Mercy Hospital Lebanon Patients to Benefit from Upgrades

May 27, 2015

Medical/surgical co-workers enjoy the new rocker.

While Shirley Krueger was visiting her seven-week-old great-granddaughter at Mercy Hospital Lebanon, she didn’t realize her experience would leave a lasting impression.

“I stood there, among three generations of mothers, taking turns cradling the baby because she wasn’t fond of her crib,” Krueger recalled. “It was an amazing time, but we were getting really tired and there was nowhere to sit and rock her back to sleep.”

Unlike each room in the labor and delivery department, the hospital’s pediatric room wasn’t equipped with a rocking chair–yet. Krueger’s suggestion for a little more relaxation inspired Mercy Health Foundation – Lebanon to include a contemporary, wood frame rocker among $65,000 in equipment purchases and upgrades.

“When a child is crying, you can get them a warm blanket, but there’s truly nothing quite like having a family member actually holding that baby,” said Samantha Day, director of medical/surgical and intensive care unit (ICU). “The benefits of this rocker will be felt for a long time.”

“Studies have shown that rocking a baby can help its balance and motor control,” added Judy O’Connor-Snyder, vice president of nursing at Mercy Hospital Lebanon. “It can also reduce apnea in premature infants. They get the rest they need so they can heal much quicker.”
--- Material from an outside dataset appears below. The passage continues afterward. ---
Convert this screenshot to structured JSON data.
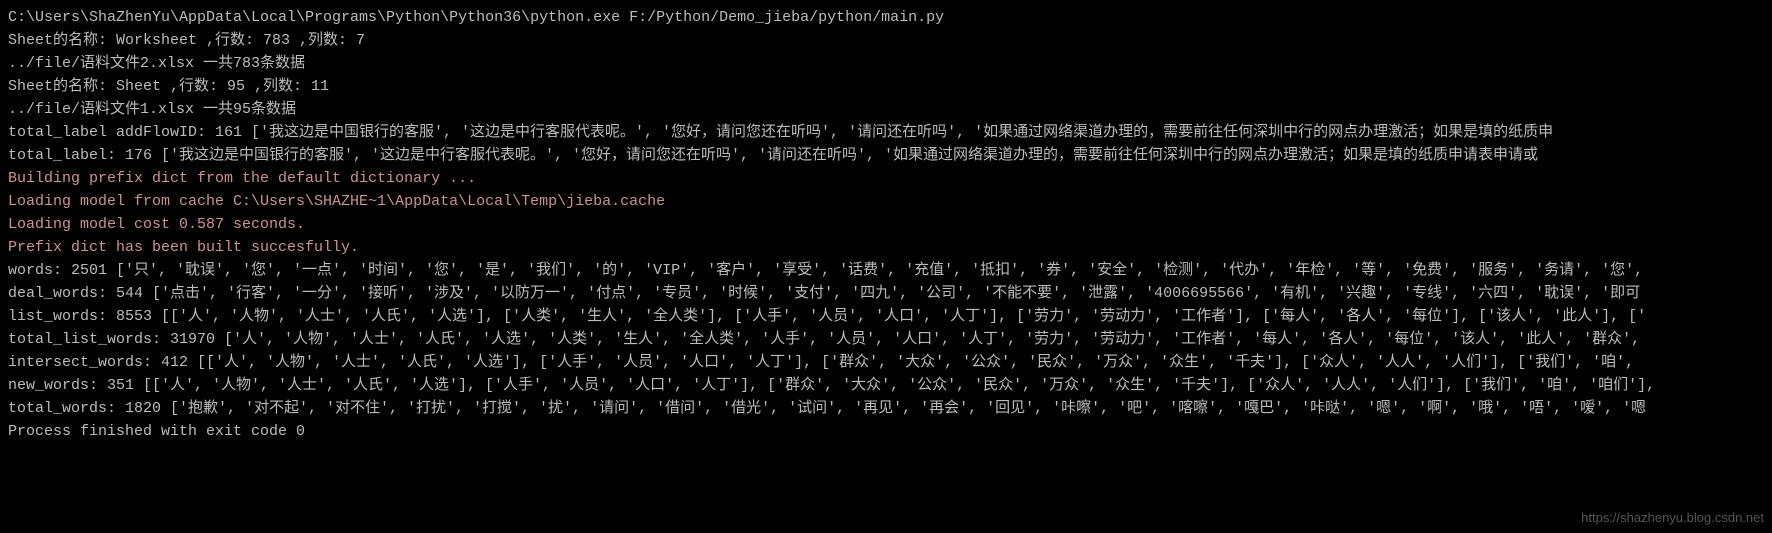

Nursing staff helped select the color and fabric of the well-padded rocker, which matches the color and theme of the room. “It will be a blessing for new parents and grandparents who don’t need to stress during such an important time,” Krueger said.

Updated security system

In addition to comfort, the Foundation aimed to increase security within the labor and delivery department. Mercy spent $7,000 to replace the unit’s key pad system; benefits of a new card badge swipe system are expected to be long-lasting and provide much-needed peace of mind.

“Only staff and select people in the hospital will be able to use their name badge to access the department,” said Linda Webster, director of OB. “We have five different physicians who are usually in a hurry to get in and out, and often they’ll forget the pin code. This way, it’s easier for them to just swipe their card to get in.”

The low profile wall mount readers incorporate the latest smart card technology over a secure network.

“We want to protect our babies,” Webster added. “We’re right on the interstate, so we’re very busy with many new faces each day. Security of our littlest patients is always on our mind, and this helps put us even more at ease.”

New ventilators

Co-workers in labor and delivery aren’t the only ones breathing better. Mercy Health Foundation – Lebanon spent about $57,000 on two new ventilators – one in the newborn nursery and one for adults in the hospital’s ICU – giving patients time to rest and recover after procedures.

“Our original ventilators were almost a decade old,” said Kent Wapelhorst, director of respiratory therapy. “They were top of the line when they first came out, but times have changed. We’re upgrading to newer modes of ventilation that sync up better with a patient’s breathing patterns.”

The ventilators will also allow Mercy Hospital Lebanon to broaden its treatment scope, eliminating the need to transfer certain patients to other Mercy facilities for proper treatment. “We want to keep our community members here instead of traveling to see loved ones somewhere else,” Wapelhorst said.

Mercy’s incorporation of telemedicine also helped guide the recent purchase. Mercy SafeWatch, which provides expert, around-the-clock care remotely from St. Louis, monitors patients in Lebanon. “And overnight, as those nurses are watching our ICU closely, we’ll now have the highest possible technology at their virtual fingertips. It’s in step with Mercy’s continuity of care.”

“And it’s another step in providing the very best care to the Lebanon community,” said John Carr, chairman of the Mercy Health Foundation – Lebanon. “From the Curry Cancer Center to digital mammography and now these very important upgrades, none of it would be possible without the generous donations from the community.”

Mercy Health Foundation, a non-profit organization, supports projects that provide health care scholarships, advanced technology and capital needs. To make a donation, help with projects like these or learn more, click here.

Photos of the purchases are available here.